─── Excerpted records ───
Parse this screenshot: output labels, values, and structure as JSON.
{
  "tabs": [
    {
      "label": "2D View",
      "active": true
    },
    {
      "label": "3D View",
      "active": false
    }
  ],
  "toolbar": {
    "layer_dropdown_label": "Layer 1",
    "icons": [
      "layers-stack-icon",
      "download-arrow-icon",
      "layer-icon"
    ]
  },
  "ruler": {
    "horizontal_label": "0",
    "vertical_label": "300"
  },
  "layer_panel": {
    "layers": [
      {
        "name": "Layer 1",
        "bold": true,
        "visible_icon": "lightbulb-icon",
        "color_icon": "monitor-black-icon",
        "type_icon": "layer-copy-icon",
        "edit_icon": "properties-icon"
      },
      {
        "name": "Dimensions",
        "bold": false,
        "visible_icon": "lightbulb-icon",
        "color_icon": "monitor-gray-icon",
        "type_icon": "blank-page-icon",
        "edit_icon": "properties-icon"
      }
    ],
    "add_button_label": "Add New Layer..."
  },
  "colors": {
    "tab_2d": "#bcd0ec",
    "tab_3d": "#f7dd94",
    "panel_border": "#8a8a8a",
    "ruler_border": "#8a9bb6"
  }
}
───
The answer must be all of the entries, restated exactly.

Parse this screenshot: output labels, values, and structure as JSON.
{
  "tabs": [
    {
      "label": "2D View",
      "active": true
    },
    {
      "label": "3D View",
      "active": false
    }
  ],
  "toolbar": {
    "layer_dropdown_label": "Layer 1",
    "icons": [
      "layers-stack-icon",
      "download-arrow-icon",
      "layer-icon"
    ]
  },
  "ruler": {
    "horizontal_label": "0",
    "vertical_label": "300"
  },
  "layer_panel": {
    "layers": [
      {
        "name": "Layer 1",
        "bold": true,
        "visible_icon": "lightbulb-icon",
        "color_icon": "monitor-black-icon",
        "type_icon": "layer-copy-icon",
        "edit_icon": "properties-icon"
      },
      {
        "name": "Dimensions",
        "bold": false,
        "visible_icon": "lightbulb-icon",
        "color_icon": "monitor-gray-icon",
        "type_icon": "blank-page-icon",
        "edit_icon": "properties-icon"
      }
    ],
    "add_button_label": "Add New Layer..."
  },
  "colors": {
    "tab_2d": "#bcd0ec",
    "tab_3d": "#f7dd94",
    "panel_border": "#8a8a8a",
    "ruler_border": "#8a9bb6"
  }
}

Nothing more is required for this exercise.